Continuing professional staff, specialising in their own area of expertise, has replaced the Sabbatical officer "jack of all trades and master of none" philosophy. Instead the Sabbatical officers are free to lead the organisation and drive the policy agenda, rather than to administer it.

Re-branding[edit]

In 2004 a new website [6] was launched. The website remains popular and regularly updated. In addition a comprehensive re-branding was undertaken to coincide with the new website, staffing structure and department structure. A new official SU publication "The Compact" replaced the "DIT Independent" in 2005. Previously the organisation was known by its acronym 'DITSU' but is now more commonly referred to as 'DIT Students' Union'. The website was relaunched again in 2012.[1]

National Presence[edit]

DIT Students' Union is a full member of the Union of Students in Ireland (USI). Past Presidents have been involved in trying to reform the national union; most recently in 2005 when Jarlath Molloy (DIT Students' Union President) was part of a USI review group which brought a new constitution to the USI annual congress for approval. In highly controversial circumstances the proposal fell - by one vote. The following year Bernadette Farrell (DIT Students' Union Vice President) sat on another USI review committee, formed in the wake of that controversy, which brought a set of less controversial proposals to a special USI congress, some of which were accepted.

Recent Controversy[edit]

As with many Students' Unions, the organisation has had its fair share of problems.

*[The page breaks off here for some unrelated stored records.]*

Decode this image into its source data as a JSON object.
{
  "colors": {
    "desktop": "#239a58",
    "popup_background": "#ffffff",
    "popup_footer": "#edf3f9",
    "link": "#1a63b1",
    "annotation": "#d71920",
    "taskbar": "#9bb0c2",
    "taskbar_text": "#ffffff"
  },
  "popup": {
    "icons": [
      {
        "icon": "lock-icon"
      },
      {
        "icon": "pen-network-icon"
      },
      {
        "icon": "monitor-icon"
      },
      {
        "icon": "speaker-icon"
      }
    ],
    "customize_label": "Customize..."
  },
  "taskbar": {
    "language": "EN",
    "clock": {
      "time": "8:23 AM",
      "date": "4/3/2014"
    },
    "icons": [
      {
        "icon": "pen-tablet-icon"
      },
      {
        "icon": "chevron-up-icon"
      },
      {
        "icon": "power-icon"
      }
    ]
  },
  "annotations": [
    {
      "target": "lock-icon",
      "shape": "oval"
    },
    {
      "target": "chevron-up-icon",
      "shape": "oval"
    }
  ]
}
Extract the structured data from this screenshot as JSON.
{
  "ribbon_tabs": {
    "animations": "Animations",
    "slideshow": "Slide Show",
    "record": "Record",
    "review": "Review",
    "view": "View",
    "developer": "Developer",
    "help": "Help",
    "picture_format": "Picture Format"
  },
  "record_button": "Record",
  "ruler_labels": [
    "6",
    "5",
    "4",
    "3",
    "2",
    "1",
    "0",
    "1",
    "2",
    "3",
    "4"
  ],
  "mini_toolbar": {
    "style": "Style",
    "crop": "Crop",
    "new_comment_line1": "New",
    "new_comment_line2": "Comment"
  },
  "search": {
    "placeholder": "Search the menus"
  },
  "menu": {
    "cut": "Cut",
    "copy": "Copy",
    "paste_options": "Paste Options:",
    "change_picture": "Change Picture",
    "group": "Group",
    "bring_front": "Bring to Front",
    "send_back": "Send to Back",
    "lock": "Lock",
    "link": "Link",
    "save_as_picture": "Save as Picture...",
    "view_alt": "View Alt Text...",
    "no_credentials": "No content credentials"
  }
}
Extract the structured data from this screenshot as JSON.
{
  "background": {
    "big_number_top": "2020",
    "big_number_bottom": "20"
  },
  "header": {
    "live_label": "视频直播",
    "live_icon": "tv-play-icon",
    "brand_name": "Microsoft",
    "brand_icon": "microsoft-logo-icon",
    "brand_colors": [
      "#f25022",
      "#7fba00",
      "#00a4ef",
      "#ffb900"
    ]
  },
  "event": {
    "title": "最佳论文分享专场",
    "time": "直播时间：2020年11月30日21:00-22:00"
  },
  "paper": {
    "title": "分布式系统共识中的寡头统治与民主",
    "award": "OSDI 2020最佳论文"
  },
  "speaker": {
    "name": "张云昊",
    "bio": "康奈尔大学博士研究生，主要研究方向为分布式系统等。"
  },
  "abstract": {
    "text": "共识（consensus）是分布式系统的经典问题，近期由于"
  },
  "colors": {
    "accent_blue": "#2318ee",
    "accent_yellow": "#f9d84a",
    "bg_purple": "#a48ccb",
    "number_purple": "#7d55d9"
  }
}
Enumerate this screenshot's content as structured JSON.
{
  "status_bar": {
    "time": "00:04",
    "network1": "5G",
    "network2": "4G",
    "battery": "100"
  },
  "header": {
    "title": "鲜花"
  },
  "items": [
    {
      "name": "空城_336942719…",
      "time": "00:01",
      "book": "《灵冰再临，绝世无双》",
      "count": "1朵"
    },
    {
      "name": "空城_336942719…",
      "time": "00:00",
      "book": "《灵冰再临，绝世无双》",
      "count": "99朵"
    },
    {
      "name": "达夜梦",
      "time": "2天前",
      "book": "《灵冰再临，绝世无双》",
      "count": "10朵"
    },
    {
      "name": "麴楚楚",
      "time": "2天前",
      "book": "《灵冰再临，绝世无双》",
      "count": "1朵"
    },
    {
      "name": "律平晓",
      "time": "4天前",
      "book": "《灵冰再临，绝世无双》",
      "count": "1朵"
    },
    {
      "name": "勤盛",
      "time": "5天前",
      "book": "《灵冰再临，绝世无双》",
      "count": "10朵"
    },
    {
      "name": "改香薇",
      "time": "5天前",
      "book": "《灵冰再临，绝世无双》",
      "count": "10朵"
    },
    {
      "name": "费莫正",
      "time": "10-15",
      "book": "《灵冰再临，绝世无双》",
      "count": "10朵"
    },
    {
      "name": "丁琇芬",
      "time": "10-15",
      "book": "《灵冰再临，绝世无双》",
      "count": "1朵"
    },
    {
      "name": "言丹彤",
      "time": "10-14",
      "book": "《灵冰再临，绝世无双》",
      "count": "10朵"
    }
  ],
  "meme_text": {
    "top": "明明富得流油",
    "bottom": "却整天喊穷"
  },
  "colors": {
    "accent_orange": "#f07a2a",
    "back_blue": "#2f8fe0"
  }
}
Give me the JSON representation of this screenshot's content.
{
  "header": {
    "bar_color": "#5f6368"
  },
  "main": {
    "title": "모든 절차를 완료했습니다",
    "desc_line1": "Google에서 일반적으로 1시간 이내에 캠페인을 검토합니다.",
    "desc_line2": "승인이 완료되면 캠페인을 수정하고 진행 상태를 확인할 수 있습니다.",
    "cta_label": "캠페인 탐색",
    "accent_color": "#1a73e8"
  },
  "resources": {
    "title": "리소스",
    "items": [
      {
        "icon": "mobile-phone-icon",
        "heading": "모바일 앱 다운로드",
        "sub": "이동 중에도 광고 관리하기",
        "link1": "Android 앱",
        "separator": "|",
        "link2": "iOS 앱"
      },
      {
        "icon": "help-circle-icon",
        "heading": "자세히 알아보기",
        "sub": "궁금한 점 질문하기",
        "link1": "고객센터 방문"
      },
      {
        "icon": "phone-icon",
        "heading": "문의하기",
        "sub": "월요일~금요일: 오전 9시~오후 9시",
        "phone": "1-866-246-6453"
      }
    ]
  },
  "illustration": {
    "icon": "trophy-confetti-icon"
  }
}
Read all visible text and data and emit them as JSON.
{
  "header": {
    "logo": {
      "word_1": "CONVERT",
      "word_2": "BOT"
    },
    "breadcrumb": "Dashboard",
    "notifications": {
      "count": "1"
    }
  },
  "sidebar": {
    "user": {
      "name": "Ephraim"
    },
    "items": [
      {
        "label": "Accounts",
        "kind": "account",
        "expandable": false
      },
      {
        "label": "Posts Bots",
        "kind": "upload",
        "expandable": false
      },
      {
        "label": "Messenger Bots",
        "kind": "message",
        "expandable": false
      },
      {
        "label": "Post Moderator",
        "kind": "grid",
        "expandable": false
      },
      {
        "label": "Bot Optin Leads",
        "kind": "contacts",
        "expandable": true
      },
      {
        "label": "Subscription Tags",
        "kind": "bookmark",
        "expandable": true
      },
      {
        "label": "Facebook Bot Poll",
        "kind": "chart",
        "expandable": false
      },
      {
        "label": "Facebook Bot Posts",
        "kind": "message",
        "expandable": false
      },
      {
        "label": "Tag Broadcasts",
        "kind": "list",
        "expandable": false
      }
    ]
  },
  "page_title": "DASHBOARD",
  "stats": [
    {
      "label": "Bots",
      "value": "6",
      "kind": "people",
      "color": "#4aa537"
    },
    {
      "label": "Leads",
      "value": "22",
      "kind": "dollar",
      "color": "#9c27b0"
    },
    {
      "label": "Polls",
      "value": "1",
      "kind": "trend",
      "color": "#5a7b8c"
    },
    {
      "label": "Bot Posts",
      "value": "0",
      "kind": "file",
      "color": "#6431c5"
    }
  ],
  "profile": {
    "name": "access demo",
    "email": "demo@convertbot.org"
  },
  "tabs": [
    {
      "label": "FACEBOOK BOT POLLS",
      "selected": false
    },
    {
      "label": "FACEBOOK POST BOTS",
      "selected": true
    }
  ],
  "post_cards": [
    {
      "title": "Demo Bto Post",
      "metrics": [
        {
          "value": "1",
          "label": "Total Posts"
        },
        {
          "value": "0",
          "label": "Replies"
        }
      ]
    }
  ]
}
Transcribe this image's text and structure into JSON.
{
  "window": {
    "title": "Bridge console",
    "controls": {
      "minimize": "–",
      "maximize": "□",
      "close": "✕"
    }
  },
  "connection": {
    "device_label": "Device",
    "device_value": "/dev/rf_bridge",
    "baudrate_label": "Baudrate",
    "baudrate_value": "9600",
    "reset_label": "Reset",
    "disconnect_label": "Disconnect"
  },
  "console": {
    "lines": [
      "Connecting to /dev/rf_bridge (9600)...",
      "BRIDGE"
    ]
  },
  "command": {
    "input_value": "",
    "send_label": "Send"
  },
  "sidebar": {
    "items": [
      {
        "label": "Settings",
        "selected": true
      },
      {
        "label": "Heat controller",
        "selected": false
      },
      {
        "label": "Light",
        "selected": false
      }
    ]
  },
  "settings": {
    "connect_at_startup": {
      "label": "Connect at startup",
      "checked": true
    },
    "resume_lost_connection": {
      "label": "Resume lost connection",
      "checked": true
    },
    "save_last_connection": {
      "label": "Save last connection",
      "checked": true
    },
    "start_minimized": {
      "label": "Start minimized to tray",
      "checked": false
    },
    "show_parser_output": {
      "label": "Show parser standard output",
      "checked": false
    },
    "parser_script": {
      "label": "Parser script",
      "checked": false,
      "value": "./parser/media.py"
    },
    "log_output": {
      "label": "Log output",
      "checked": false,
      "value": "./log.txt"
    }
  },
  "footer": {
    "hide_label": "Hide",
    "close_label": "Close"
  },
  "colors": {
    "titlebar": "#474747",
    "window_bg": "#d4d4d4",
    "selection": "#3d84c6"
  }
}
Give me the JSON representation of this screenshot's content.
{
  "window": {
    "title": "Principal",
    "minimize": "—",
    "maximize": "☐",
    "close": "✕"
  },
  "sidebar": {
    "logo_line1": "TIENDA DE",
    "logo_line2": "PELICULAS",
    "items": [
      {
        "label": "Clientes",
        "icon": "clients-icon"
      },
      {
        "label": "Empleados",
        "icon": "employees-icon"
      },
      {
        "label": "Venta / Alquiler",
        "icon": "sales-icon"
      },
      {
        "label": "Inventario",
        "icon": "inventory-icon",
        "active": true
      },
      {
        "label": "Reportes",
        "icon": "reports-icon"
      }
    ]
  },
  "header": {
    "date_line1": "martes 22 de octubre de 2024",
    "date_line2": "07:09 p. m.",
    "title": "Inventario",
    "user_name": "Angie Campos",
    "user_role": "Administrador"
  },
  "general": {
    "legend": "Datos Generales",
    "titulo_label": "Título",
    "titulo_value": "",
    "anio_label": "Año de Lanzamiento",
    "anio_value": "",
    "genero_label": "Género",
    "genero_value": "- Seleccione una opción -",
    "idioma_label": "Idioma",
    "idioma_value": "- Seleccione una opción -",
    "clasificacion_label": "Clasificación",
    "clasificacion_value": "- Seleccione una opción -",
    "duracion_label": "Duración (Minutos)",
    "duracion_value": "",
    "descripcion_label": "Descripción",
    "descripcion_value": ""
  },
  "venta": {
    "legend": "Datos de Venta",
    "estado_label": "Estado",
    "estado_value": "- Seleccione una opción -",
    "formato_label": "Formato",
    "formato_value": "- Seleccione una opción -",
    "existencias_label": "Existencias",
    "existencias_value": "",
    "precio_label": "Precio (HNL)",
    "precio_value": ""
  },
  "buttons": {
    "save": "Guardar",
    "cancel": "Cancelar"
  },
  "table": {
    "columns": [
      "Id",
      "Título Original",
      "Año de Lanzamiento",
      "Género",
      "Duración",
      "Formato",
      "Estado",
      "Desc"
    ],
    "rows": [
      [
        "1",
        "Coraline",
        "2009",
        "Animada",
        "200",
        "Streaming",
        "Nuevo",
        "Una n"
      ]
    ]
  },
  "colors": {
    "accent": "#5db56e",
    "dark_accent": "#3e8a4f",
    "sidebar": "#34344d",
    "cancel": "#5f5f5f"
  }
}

Its strategic review was in part due to two unsuccessful events held in the Point Depot in Dublin; both of which were financial failures. In addition, the Students' Union had become dysfunctional due to the number of Sabbatical officers across the College (up to 11), no clear mission and alienation of the membership. The review addressed these and other issues. The SU President is now responsible for formally submitting a Plan of Work for the entire organisation (prepared by the Sabbatical officers and SU departments during the summer), at the beginning of each year to the Student Council, who in turn have to approve it.

At the beginning of the 2004–2005 academic term, DITSU Trading Limited found itself in significant difficulties and its shops did not open as normal. Operating losses had built up over the previous years in foot of investments in equipment, refurbishments and a canteen facility. A rescue plan was organised by the holding company (DITSU Limited) and the Dublin Institute of Technology. A new management structure and other reforms were implemented and the shops re-opened after Christmas.

Elected offices[edit]

Full-time elected positions include:

  • President
  • Vice President (Education)
  • Vice President (Welfare)
  • Vice President (Events)

Part-time elected positions include:

  • College Officer (6 in all, 1 per faculty/site)
  • Post-Graduate Officer (1 representing all Post graduate students)
  • School Reps (27, one per school)
  • Student Councillors (100, including the 27 school reps)

Each faculty/site holds Class Rep Meetings (CRMs)and College Forums which are convened and chaired by the College Officer. He/She is then charged by the CRM to sort out any problems, academic or otherwise. The College Officer will bring the issues raised to the relevant Sabbatical officer or SU department. The 6 College Officers and Post-Graduate Officer also sit on an Executive Council along with the 4[2] Sabbatical officers and discuss the Plan of Work (see above).

Former presidents[edit]

The following is a list of presidents of DIT Students' Union. The one-year term of office follows the academic year, beginning on 1 July and ending on 30 June the following year.

  • 1999–2000:
  • 2000–2001:
  • 2001–2002:
  • 2002–2003:
  • 2003–2004:
  • 2004–2005:
  • 2005–2006:
  • 2006–2007:
  • 2007–2008:
  • 2008–2009:
  • 2009–2010:
  • 2010–2011: Ciarán Nevin
  • 2011–2012: Ciarán Nevin
  • 2012–2013: David Keogan
  • 2013–2014: Glenn Fitzpatrick
  • 2014–2015: Fiachrá Duffy

See also[edit]

External links[edit]

References[edit]